Hellyers Road Pinot

Being a whisky enthusiast really makes life easy for your friends. Whenever they head off to far-flung places, they always know what to bring you back as a present. Recently a friend of mine was staying in Tasmania and so, of course, a bottle of the local whisky would have been the most obvious gift. It soon came to light, though, that my pal would probably have needed to remortgage in order to purchase anything…

Tasmanian whisky has been a victim of its own success so to speak. What started out as a small industry, with distilleries wondering how they were ever going to shift their whisky, has undergone a complete volte-face. Demand has far exceeded the distilleries’ ability to supply. After Sullivan’s Cove won the Best Single Malt accolade at the World Whiskies Awards for its French Oak Single Malt in 2014, it has been unable to meet demand. Although it may be fair to say that it was already struggling to meet demand beforehand.
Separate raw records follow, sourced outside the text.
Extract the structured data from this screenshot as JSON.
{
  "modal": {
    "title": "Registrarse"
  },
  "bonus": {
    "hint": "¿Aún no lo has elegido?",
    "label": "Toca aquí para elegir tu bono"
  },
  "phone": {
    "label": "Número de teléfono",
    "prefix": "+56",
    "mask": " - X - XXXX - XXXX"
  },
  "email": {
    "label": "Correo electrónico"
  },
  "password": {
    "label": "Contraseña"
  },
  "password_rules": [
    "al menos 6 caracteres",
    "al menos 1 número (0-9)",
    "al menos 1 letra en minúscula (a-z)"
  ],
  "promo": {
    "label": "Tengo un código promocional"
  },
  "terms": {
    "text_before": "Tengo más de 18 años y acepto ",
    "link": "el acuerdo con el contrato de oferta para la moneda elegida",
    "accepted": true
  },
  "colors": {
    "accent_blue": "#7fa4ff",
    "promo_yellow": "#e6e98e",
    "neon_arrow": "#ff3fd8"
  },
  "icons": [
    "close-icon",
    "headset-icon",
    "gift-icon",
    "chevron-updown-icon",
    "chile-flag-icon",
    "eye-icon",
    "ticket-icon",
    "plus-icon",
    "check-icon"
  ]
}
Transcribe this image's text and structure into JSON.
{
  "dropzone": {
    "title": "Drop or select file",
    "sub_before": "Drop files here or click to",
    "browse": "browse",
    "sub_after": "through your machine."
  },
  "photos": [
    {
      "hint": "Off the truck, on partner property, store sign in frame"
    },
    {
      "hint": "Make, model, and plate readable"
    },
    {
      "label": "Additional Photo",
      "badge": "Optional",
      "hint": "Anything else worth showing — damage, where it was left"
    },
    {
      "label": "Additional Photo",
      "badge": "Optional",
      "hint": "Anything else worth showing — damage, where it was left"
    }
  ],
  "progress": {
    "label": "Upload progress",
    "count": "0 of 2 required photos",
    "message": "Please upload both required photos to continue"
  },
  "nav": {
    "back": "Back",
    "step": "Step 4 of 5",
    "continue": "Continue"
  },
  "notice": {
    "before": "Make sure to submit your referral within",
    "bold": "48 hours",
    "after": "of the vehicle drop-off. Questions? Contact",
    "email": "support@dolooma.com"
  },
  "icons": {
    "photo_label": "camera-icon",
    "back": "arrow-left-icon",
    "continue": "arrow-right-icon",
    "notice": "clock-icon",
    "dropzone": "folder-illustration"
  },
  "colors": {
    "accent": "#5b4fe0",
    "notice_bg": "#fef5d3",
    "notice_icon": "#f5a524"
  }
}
This ‘success’ has reverberated around Tasmania with many other distilleries encountering the same issue. As a result, Tasmanian whisky can be difficult to get hold of and so, as we all know, the trickier it is to get hold of, the more expensive it becomes. My only experience of Tasmanian whisky to date had been a sample of the Lark Cask Strength Port Cask bottled at 58%abv, which was, incidentally, an amazing dram. Checking the Lark website to get an idea of how much a bottle of this would cost, a couple of clicks renders one single result: Slàinte Whisky Liqueur…ahem. Lark has kindly added a note on their site regarding the availability of its whisky and it looks as though May of this year will see a new release.

Other searches on other distilleries’ sites produce similar results. For example, Overeem have only two products available; Port Cask Matured at $210 AUS and the Cask Strength Bourbon Matured ‘Rare Release’ Single Malt at $440 AUS (you can find these at Master of Malt for £189.95 and £259.10 respectively). Regarding their bourbon cask matured whisky, bottled at 43%, the date given on the site for the next available batch is 2020.

By comparison, Hellyers Road seems not only more reasonably priced but also slightly more obtainable. Nevertheless, I still feel quite lucky to have been gifted some miniatures for my second exploration into the realm of Tasmanian whisky.

Hellyers Road is named after Henry Hellyer, an explorer and cartographer, who carved out the trail, from what was once bush, to become the Old Surrey Road where the distillery now stands. Distillation started at Hellyers Road in 1999; two years after dairy producer, Betta Milk, decided to move into the whisky industry and build the distillery in Burnie situated on the northern coast of the island. All of the core expressions are unchill filtered, naturally coloured and bottled at 46.2%.

Hellyers Road Original – review

Colour: Pale straw.

On the nose: a malty, cereal sweetness initially. Honey. There’s slight oak in the background which becomes more prominent after a while. Lemon sponge cake. Tinned orange segments. A slight waft of rosewater.

In the mouth: quite a thin texture. Chilli pepper heat. Buttered toast. Dark chocolate and coffee notes into the finish. Water brings out the oak more on the nose; on the palate, it softens the heat bringing out the oranges initially found on the nose together with kiwi and gooseberries.

Score: 6/10

Hellyers Road Pinot Noir Finish – review

Colour: Pale gold.

On the nose: again, a malty, cereal sweetness. Hint of strawberries in the background. Pencil
sharpenings. After a while the strawberry becomes more prominent but also more artificial – ‘strawberry laces’. A slight damp smell in the background.

In the mouth: an initial spicy kick. There’s a chilli heat once again but this subsides quicker than with the Original. Blackcurrant jam. There’s a long finish but it feels quite tannin led.

Score: 5/10

HEllyers Road Peated

Hellyers Road Peated – review

Colour: Pale straw.

On the nose: initial peat – neither subtle nor overwhelming. Kiwi. Honeydew melon. More floral notes develop after a while. Hints of lavender.

In the mouth: peat is less strong on the palate than the nose suggests. Blackcurrants. Fresh oranges. Oak spice and once again feels quite tannin led.

Score: 5/10


On the Hellyers Road site, the Original, Pinot Noir Finish and Peated retail for $83.60, $92.80 and $103.60 respectively. Looking for these amongst UK stockists, I could only find the Pinot Noir and the Peated expressions on The Whisky Exchange each retailing for £73.55. These aren’t bad whiskies; they’re just not very complex. I’d be looking for a lot more at this price point.

Images provided by The Whisky Exchange and any commission links will help cover the Malt hosting costs – that’s transparency for you, or head over to Instagram where very little is disclosed.


After eighteen years as a secondary school teacher, I decided to leave the hell that teaching has become and set out on my own. These days, I drink significantly less whisky... Owner of Kask Whisky, co-director of the Fife Whisky Festival and proud resident of the Costa del Leith.

Leave a Reply

Your email address will not be published. Required fields are marked *